> [Required work]: The answer must consist of every line below containing "badge".

> [Given information]:
·····

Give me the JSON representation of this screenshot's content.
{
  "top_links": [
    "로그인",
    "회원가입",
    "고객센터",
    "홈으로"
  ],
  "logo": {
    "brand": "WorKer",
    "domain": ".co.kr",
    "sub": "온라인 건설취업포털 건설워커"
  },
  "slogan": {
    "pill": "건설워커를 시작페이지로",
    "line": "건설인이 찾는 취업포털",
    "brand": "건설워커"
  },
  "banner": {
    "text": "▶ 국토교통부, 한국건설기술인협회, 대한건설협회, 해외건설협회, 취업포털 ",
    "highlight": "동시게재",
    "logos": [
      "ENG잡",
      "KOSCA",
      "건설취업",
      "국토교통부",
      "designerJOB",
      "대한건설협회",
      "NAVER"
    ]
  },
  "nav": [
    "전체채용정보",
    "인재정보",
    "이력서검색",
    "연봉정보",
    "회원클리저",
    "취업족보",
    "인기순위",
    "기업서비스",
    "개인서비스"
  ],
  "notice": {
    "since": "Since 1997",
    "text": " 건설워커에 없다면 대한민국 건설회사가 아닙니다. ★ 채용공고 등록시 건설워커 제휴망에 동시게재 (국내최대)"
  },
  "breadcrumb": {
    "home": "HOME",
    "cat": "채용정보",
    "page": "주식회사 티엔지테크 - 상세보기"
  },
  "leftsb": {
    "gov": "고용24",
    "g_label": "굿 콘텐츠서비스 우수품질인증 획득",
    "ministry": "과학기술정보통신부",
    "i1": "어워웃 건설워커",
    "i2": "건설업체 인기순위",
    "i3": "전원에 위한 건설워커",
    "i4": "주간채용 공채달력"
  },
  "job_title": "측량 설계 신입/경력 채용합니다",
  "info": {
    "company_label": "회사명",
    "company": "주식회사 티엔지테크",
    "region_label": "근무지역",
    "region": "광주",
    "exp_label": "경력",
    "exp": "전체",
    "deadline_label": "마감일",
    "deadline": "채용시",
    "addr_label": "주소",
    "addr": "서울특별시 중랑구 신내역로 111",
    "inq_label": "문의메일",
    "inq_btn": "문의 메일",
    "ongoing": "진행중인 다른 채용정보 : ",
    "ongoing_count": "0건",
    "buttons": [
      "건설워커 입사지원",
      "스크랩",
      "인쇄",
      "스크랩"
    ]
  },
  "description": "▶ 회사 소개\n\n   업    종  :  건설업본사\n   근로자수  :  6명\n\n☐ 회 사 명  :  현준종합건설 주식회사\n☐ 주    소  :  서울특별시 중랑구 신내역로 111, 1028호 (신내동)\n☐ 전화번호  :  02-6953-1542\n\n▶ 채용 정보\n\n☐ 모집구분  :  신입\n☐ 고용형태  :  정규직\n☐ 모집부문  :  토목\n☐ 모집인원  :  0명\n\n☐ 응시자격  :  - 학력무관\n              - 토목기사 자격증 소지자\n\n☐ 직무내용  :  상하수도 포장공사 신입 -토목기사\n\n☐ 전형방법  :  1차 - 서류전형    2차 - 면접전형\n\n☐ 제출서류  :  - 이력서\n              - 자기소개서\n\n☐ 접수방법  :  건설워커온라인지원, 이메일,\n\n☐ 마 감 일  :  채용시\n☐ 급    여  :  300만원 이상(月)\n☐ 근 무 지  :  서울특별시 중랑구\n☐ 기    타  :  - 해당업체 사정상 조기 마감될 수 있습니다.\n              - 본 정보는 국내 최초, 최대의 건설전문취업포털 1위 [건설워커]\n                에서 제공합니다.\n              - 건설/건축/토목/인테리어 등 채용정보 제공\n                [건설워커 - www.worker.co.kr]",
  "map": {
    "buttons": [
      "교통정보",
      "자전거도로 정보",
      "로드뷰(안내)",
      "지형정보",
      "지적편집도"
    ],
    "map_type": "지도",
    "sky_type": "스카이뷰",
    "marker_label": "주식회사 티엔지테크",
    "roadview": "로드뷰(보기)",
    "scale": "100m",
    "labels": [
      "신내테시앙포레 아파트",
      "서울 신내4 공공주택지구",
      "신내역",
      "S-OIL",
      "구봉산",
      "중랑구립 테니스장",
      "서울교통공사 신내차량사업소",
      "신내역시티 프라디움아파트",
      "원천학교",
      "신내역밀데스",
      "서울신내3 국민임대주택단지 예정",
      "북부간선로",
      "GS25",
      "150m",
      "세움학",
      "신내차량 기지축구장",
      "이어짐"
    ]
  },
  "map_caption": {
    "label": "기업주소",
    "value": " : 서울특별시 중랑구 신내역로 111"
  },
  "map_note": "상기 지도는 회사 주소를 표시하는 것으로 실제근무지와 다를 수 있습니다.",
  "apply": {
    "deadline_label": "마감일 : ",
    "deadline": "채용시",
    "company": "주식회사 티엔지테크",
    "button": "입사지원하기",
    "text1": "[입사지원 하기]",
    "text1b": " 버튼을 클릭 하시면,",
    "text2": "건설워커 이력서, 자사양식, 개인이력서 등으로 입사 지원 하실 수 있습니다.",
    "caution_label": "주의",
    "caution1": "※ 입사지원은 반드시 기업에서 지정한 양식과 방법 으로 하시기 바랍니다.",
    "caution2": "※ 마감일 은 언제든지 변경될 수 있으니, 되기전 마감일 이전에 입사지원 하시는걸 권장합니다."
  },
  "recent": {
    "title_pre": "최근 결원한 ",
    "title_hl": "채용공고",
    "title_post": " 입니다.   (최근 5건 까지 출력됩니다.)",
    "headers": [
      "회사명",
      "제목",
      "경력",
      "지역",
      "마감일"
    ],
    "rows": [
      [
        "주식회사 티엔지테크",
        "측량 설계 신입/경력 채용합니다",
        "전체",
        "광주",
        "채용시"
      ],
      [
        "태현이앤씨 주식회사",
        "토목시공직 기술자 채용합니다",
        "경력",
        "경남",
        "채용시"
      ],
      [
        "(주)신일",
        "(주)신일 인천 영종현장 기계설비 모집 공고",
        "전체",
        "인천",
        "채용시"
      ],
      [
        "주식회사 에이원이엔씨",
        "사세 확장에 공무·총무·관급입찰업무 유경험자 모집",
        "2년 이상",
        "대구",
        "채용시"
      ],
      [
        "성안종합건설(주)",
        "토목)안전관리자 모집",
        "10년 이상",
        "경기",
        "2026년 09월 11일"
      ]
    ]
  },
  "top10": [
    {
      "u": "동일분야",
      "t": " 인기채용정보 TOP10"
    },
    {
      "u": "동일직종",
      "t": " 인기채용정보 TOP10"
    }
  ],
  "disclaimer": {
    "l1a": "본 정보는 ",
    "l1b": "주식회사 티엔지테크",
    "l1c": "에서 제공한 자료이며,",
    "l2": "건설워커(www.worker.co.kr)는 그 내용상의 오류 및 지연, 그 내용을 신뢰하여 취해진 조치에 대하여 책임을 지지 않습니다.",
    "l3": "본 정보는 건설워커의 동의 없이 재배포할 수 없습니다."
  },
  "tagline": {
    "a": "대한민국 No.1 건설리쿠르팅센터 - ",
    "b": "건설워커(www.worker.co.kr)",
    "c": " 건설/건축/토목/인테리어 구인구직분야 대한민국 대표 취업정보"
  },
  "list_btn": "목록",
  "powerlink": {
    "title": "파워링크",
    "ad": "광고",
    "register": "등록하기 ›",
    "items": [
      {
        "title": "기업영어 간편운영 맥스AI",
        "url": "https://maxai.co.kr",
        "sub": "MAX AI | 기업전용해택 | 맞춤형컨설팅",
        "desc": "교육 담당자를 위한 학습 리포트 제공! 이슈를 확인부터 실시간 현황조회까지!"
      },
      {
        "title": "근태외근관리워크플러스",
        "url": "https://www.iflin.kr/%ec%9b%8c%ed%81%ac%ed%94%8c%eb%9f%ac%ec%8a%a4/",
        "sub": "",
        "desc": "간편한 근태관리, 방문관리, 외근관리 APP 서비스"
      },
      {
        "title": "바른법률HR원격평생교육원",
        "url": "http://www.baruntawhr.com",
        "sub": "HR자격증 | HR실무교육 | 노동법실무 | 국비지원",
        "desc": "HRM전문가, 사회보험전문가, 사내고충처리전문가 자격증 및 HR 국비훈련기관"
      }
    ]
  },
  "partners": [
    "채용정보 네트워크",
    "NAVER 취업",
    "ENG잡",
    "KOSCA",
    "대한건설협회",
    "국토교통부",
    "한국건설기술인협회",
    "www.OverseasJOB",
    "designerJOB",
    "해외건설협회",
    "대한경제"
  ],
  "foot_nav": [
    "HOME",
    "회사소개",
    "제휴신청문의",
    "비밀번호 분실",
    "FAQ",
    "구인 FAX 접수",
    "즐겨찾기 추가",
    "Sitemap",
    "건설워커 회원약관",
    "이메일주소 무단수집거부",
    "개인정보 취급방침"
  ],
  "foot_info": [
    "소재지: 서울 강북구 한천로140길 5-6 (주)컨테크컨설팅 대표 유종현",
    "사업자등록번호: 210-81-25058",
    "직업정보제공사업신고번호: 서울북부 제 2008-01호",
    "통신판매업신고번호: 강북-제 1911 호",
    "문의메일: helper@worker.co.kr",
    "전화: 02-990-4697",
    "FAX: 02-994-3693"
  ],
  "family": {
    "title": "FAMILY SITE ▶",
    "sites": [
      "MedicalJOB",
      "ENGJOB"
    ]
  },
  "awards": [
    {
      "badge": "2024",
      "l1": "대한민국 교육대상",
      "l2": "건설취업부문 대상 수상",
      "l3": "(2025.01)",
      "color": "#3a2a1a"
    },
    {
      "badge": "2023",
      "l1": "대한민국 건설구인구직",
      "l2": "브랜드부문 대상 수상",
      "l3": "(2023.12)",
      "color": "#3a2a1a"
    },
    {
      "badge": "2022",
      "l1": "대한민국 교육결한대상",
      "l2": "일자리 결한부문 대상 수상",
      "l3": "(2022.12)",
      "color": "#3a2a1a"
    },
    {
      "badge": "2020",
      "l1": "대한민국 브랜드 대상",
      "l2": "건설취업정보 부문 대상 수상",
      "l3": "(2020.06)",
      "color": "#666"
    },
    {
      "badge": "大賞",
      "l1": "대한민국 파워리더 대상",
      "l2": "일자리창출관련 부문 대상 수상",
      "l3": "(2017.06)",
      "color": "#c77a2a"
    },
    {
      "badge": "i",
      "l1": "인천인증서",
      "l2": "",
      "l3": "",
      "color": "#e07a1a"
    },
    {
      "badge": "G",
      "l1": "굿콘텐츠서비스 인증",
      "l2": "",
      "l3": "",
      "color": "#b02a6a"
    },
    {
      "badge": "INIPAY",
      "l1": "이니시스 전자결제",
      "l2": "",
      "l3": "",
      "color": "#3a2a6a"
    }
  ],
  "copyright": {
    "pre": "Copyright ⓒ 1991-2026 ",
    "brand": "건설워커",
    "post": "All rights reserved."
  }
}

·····

> [Output of the exercise]:
      "badge": "2024",
      "badge": "2023",
      "badge": "2022",
      "badge": "2020",
      "badge": "大賞",
      "badge": "i",
      "badge": "G",
      "badge": "INIPAY",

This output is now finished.